Mascots in Parades
On the Float – Make sure you know your boundaries. You should always try to remain seated on a float but if you have to stand then try to keep your mascot feet planted in one spot. Moving around the float could cause you to lose your boundaries and take a nasty tumble. Remember that your audience is constantly changing as the float moves so movements that seem very repetitive to you are fresh to the people watching you.
Off the Float – If music is playing then it’s a great idea to choreograph a little dance. Keep your movements small as you may have a long way to go. Dancing should be limited mainly to arm movements that you can do while walking. Remember that it can repeat frequently as your audience is constantly changing. Taking the time to learn a little movement will make your float or parade walk look very professional. Feel free to shake a few hands, give a little laugh every now and then, and always be waving to the crowd. Your arms should never just hang by your side!
Meet and Greets Mascots
Different mascots communicate with different gestures. Above all you should let the personality of your mascot be reflected in your actions. Are you shy, boisterous, jokester, tough, etc? Once the personality is established then you can determine what actions should be applied while in the mascot costume. This will ensure that everyone wearing the mascot is portraying the same characteristics. It’s a great idea to keep a written reference of your mascot’s personality and standard gestures with your costume for every performer to read prior to performing. In most situations it is ideal to have an escort with you to keep your back protected and to be your voice.
Adults and Teens – Shake hands, give a big hug, laugh, and even blow a kiss. Most importantly, take notice of adults and teens as soon as they approach you. This will establish a level of authority. Your escort should make eye contact and say something like “Who do we have here?” to initiate a conversation. This type of introduction and interaction with teens and adults can diffuse many potential uncomfortable or even violent encounters.
Children – Keep the movement slower and gentle with children. Remember many kids are afraid and intimidated by mascots. Making large fast movements can be very scary to a child. Hold your hand out and open and close your hand slowly to wave. Let the child feel how soft your hand is. Let them get to know you at their own pace. If a child is scared of you and screams you can do the same by moving away from the child, covering your eyes and shaking your knees to signal that you are also a little nervous. Try to move slowly back towards the child and build a relationship but if they’re still scared, simply move on to the next child and let them observe how friendly you are. They may still come around for a big hug.
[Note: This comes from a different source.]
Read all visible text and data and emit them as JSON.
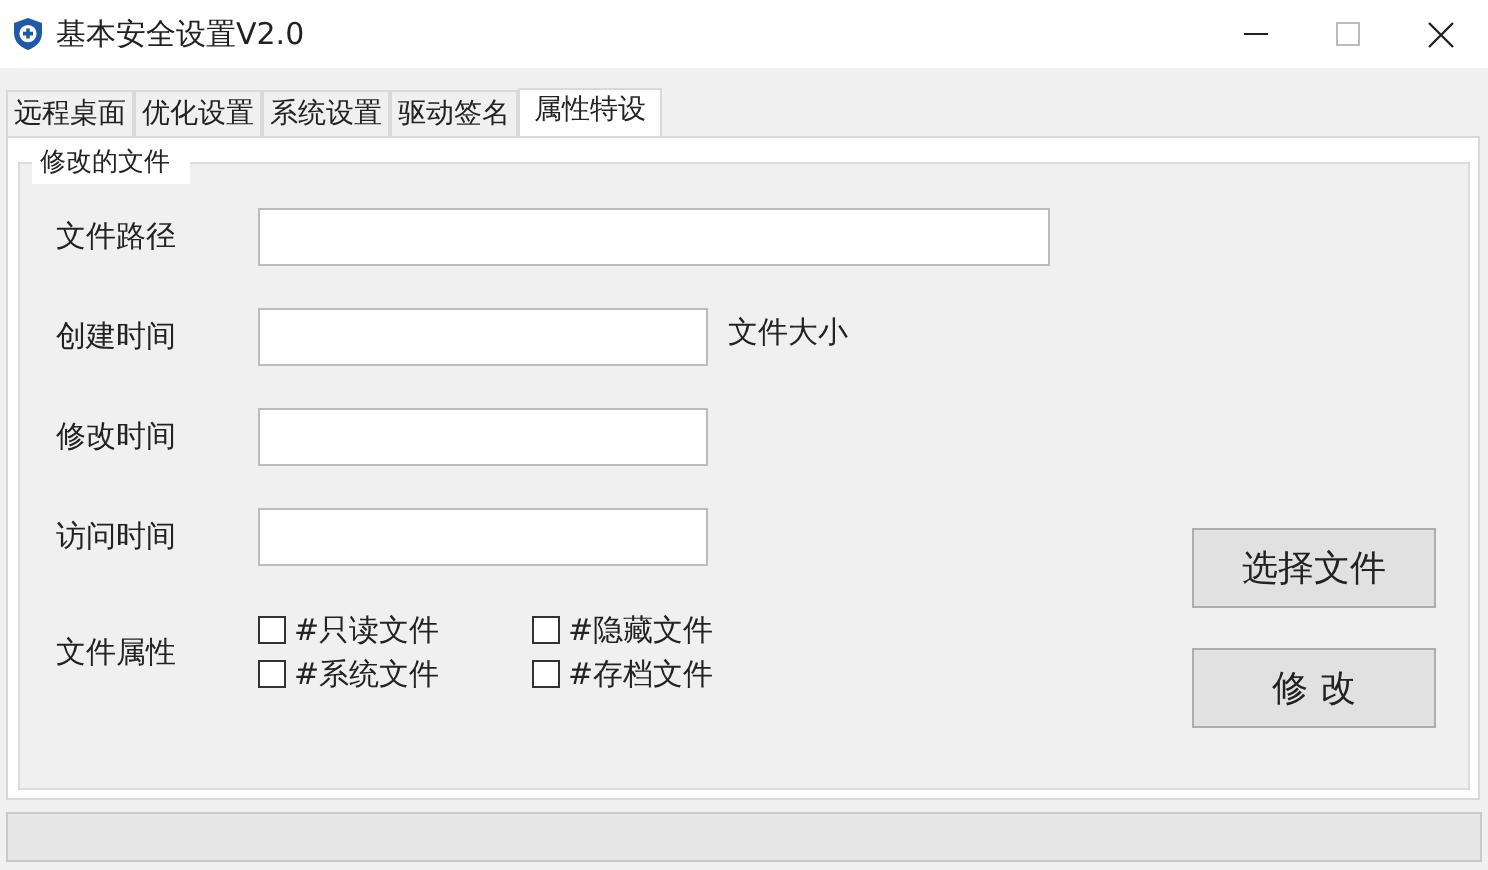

Basic Character Rules
No matter the situation, there are common sense rules that every mascot performer should follow. These include:
- Stay in character at all times. Only break character once you are completely away from public view.
- Always be friendly, courteous and animated.
- Never speak or make noises in costume
- Do not remove any part of your costume in public
- Do not smoke, eat or drink while in costume or partially dressed
- Don’t be seen entering/exiting restrooms
- Do not show temper, anger or frustration
- Do not scare or intimidate people
Always stay safe and comfortable when performing! Here are some top mascot safety tips.
If you are an aspiring performer interested in joining our training program, or perhaps you’re interested in hiring one of our professional mascot performers, please contact Hogtown Mascots at 1-877-622-8422 or submit our online form to get started!